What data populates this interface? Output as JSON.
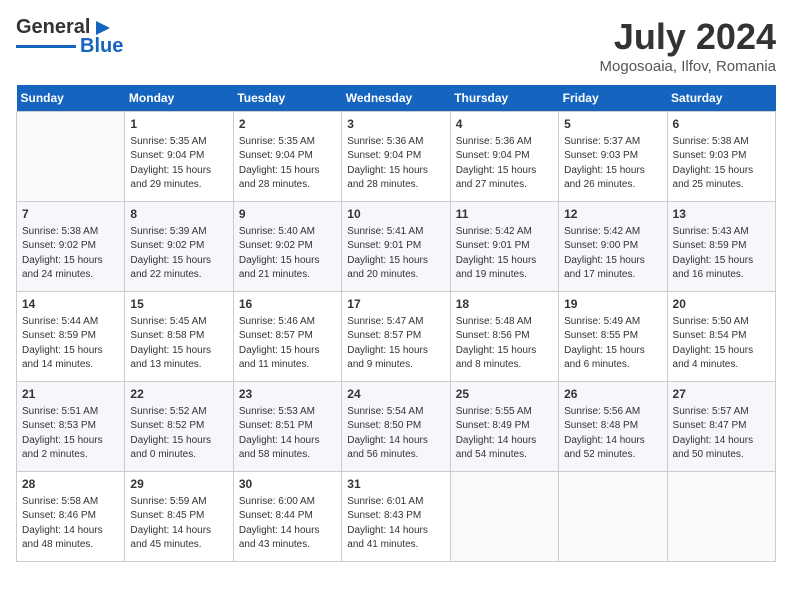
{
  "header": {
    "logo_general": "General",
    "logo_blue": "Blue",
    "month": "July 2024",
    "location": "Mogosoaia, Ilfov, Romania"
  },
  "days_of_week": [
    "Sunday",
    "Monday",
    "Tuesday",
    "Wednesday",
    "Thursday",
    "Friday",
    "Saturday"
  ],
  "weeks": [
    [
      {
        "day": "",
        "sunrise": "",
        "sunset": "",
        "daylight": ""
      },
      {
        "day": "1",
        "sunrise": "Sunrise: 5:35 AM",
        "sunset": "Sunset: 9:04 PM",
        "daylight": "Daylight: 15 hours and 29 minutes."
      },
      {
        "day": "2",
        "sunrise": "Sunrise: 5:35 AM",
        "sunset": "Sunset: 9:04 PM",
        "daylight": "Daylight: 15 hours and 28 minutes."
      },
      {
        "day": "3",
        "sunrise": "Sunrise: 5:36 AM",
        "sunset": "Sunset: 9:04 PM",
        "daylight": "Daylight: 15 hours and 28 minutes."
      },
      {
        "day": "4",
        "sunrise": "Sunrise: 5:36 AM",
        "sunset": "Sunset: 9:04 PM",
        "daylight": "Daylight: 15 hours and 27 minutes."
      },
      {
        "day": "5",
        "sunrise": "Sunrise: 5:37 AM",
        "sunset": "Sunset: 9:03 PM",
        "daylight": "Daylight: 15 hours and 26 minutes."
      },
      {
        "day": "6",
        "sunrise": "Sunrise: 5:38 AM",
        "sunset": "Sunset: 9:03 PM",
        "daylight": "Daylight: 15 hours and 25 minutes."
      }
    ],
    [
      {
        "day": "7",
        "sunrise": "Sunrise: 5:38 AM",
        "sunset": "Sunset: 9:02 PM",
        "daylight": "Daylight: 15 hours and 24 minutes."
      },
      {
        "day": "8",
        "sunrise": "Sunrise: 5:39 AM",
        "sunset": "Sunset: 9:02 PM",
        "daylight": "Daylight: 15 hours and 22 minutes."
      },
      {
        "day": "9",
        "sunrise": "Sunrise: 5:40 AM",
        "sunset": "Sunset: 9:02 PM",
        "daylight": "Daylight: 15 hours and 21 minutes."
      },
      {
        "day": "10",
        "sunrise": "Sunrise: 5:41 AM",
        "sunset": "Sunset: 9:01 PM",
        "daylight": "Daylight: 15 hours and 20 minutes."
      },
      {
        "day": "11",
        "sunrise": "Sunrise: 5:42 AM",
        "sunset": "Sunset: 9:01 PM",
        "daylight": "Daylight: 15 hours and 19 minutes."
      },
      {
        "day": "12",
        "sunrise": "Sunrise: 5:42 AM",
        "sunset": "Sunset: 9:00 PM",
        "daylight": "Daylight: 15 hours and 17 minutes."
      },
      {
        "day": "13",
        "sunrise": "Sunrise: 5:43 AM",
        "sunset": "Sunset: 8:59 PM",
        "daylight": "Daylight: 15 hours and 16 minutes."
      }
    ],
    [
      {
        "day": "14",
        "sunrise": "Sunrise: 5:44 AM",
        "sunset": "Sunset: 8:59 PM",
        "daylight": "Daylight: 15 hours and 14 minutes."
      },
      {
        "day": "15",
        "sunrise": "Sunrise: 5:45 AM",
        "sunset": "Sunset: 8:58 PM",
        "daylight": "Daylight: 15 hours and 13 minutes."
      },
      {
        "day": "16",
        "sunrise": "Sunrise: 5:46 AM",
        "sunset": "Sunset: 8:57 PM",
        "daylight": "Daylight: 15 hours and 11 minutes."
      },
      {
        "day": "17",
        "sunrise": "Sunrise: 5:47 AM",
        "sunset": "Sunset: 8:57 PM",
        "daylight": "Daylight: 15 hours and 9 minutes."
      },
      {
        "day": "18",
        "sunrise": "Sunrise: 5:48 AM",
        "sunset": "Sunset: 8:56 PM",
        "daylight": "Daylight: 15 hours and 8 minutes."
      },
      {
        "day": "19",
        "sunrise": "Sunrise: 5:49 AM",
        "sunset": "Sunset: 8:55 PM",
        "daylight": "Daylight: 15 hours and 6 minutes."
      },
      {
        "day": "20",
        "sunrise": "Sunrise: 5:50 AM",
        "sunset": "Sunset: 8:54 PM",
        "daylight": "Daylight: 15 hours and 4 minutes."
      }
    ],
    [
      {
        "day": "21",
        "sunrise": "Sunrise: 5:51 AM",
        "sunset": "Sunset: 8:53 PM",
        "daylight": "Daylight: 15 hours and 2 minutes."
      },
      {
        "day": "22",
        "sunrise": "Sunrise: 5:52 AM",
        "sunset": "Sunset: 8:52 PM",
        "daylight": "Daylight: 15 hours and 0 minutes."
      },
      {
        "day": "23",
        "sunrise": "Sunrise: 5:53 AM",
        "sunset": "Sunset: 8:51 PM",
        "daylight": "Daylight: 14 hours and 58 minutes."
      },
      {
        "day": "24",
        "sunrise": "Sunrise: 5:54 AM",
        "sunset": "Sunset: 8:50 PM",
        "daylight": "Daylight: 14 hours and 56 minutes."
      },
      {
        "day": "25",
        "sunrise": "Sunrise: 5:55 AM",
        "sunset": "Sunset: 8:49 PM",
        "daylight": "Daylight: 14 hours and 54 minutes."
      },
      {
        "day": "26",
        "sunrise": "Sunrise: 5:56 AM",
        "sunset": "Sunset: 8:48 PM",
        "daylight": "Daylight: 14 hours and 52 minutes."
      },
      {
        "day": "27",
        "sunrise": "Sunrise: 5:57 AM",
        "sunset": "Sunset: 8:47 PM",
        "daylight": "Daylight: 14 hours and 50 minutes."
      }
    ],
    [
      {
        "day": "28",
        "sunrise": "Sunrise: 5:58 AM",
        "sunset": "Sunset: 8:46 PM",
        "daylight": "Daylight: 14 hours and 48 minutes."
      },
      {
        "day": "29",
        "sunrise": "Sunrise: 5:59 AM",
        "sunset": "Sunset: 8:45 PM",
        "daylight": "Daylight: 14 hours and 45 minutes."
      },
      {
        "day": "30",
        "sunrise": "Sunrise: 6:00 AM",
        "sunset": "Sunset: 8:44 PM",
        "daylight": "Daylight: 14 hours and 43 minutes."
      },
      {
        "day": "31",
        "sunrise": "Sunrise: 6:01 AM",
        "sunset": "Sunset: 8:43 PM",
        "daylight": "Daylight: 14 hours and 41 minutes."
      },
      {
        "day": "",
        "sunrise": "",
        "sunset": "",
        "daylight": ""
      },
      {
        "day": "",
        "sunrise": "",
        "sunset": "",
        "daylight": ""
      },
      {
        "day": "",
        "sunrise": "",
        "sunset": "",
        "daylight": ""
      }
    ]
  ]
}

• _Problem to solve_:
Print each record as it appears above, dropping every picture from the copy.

• _Solution_:
What data populates this interface? Output as JSON.
{
  "header": {
    "logo_general": "General",
    "logo_blue": "Blue",
    "month": "July 2024",
    "location": "Mogosoaia, Ilfov, Romania"
  },
  "days_of_week": [
    "Sunday",
    "Monday",
    "Tuesday",
    "Wednesday",
    "Thursday",
    "Friday",
    "Saturday"
  ],
  "weeks": [
    [
      {
        "day": "",
        "sunrise": "",
        "sunset": "",
        "daylight": ""
      },
      {
        "day": "1",
        "sunrise": "Sunrise: 5:35 AM",
        "sunset": "Sunset: 9:04 PM",
        "daylight": "Daylight: 15 hours and 29 minutes."
      },
      {
        "day": "2",
        "sunrise": "Sunrise: 5:35 AM",
        "sunset": "Sunset: 9:04 PM",
        "daylight": "Daylight: 15 hours and 28 minutes."
      },
      {
        "day": "3",
        "sunrise": "Sunrise: 5:36 AM",
        "sunset": "Sunset: 9:04 PM",
        "daylight": "Daylight: 15 hours and 28 minutes."
      },
      {
        "day": "4",
        "sunrise": "Sunrise: 5:36 AM",
        "sunset": "Sunset: 9:04 PM",
        "daylight": "Daylight: 15 hours and 27 minutes."
      },
      {
        "day": "5",
        "sunrise": "Sunrise: 5:37 AM",
        "sunset": "Sunset: 9:03 PM",
        "daylight": "Daylight: 15 hours and 26 minutes."
      },
      {
        "day": "6",
        "sunrise": "Sunrise: 5:38 AM",
        "sunset": "Sunset: 9:03 PM",
        "daylight": "Daylight: 15 hours and 25 minutes."
      }
    ],
    [
      {
        "day": "7",
        "sunrise": "Sunrise: 5:38 AM",
        "sunset": "Sunset: 9:02 PM",
        "daylight": "Daylight: 15 hours and 24 minutes."
      },
      {
        "day": "8",
        "sunrise": "Sunrise: 5:39 AM",
        "sunset": "Sunset: 9:02 PM",
        "daylight": "Daylight: 15 hours and 22 minutes."
      },
      {
        "day": "9",
        "sunrise": "Sunrise: 5:40 AM",
        "sunset": "Sunset: 9:02 PM",
        "daylight": "Daylight: 15 hours and 21 minutes."
      },
      {
        "day": "10",
        "sunrise": "Sunrise: 5:41 AM",
        "sunset": "Sunset: 9:01 PM",
        "daylight": "Daylight: 15 hours and 20 minutes."
      },
      {
        "day": "11",
        "sunrise": "Sunrise: 5:42 AM",
        "sunset": "Sunset: 9:01 PM",
        "daylight": "Daylight: 15 hours and 19 minutes."
      },
      {
        "day": "12",
        "sunrise": "Sunrise: 5:42 AM",
        "sunset": "Sunset: 9:00 PM",
        "daylight": "Daylight: 15 hours and 17 minutes."
      },
      {
        "day": "13",
        "sunrise": "Sunrise: 5:43 AM",
        "sunset": "Sunset: 8:59 PM",
        "daylight": "Daylight: 15 hours and 16 minutes."
      }
    ],
    [
      {
        "day": "14",
        "sunrise": "Sunrise: 5:44 AM",
        "sunset": "Sunset: 8:59 PM",
        "daylight": "Daylight: 15 hours and 14 minutes."
      },
      {
        "day": "15",
        "sunrise": "Sunrise: 5:45 AM",
        "sunset": "Sunset: 8:58 PM",
        "daylight": "Daylight: 15 hours and 13 minutes."
      },
      {
        "day": "16",
        "sunrise": "Sunrise: 5:46 AM",
        "sunset": "Sunset: 8:57 PM",
        "daylight": "Daylight: 15 hours and 11 minutes."
      },
      {
        "day": "17",
        "sunrise": "Sunrise: 5:47 AM",
        "sunset": "Sunset: 8:57 PM",
        "daylight": "Daylight: 15 hours and 9 minutes."
      },
      {
        "day": "18",
        "sunrise": "Sunrise: 5:48 AM",
        "sunset": "Sunset: 8:56 PM",
        "daylight": "Daylight: 15 hours and 8 minutes."
      },
      {
        "day": "19",
        "sunrise": "Sunrise: 5:49 AM",
        "sunset": "Sunset: 8:55 PM",
        "daylight": "Daylight: 15 hours and 6 minutes."
      },
      {
        "day": "20",
        "sunrise": "Sunrise: 5:50 AM",
        "sunset": "Sunset: 8:54 PM",
        "daylight": "Daylight: 15 hours and 4 minutes."
      }
    ],
    [
      {
        "day": "21",
        "sunrise": "Sunrise: 5:51 AM",
        "sunset": "Sunset: 8:53 PM",
        "daylight": "Daylight: 15 hours and 2 minutes."
      },
      {
        "day": "22",
        "sunrise": "Sunrise: 5:52 AM",
        "sunset": "Sunset: 8:52 PM",
        "daylight": "Daylight: 15 hours and 0 minutes."
      },
      {
        "day": "23",
        "sunrise": "Sunrise: 5:53 AM",
        "sunset": "Sunset: 8:51 PM",
        "daylight": "Daylight: 14 hours and 58 minutes."
      },
      {
        "day": "24",
        "sunrise": "Sunrise: 5:54 AM",
        "sunset": "Sunset: 8:50 PM",
        "daylight": "Daylight: 14 hours and 56 minutes."
      },
      {
        "day": "25",
        "sunrise": "Sunrise: 5:55 AM",
        "sunset": "Sunset: 8:49 PM",
        "daylight": "Daylight: 14 hours and 54 minutes."
      },
      {
        "day": "26",
        "sunrise": "Sunrise: 5:56 AM",
        "sunset": "Sunset: 8:48 PM",
        "daylight": "Daylight: 14 hours and 52 minutes."
      },
      {
        "day": "27",
        "sunrise": "Sunrise: 5:57 AM",
        "sunset": "Sunset: 8:47 PM",
        "daylight": "Daylight: 14 hours and 50 minutes."
      }
    ],
    [
      {
        "day": "28",
        "sunrise": "Sunrise: 5:58 AM",
        "sunset": "Sunset: 8:46 PM",
        "daylight": "Daylight: 14 hours and 48 minutes."
      },
      {
        "day": "29",
        "sunrise": "Sunrise: 5:59 AM",
        "sunset": "Sunset: 8:45 PM",
        "daylight": "Daylight: 14 hours and 45 minutes."
      },
      {
        "day": "30",
        "sunrise": "Sunrise: 6:00 AM",
        "sunset": "Sunset: 8:44 PM",
        "daylight": "Daylight: 14 hours and 43 minutes."
      },
      {
        "day": "31",
        "sunrise": "Sunrise: 6:01 AM",
        "sunset": "Sunset: 8:43 PM",
        "daylight": "Daylight: 14 hours and 41 minutes."
      },
      {
        "day": "",
        "sunrise": "",
        "sunset": "",
        "daylight": ""
      },
      {
        "day": "",
        "sunrise": "",
        "sunset": "",
        "daylight": ""
      },
      {
        "day": "",
        "sunrise": "",
        "sunset": "",
        "daylight": ""
      }
    ]
  ]
}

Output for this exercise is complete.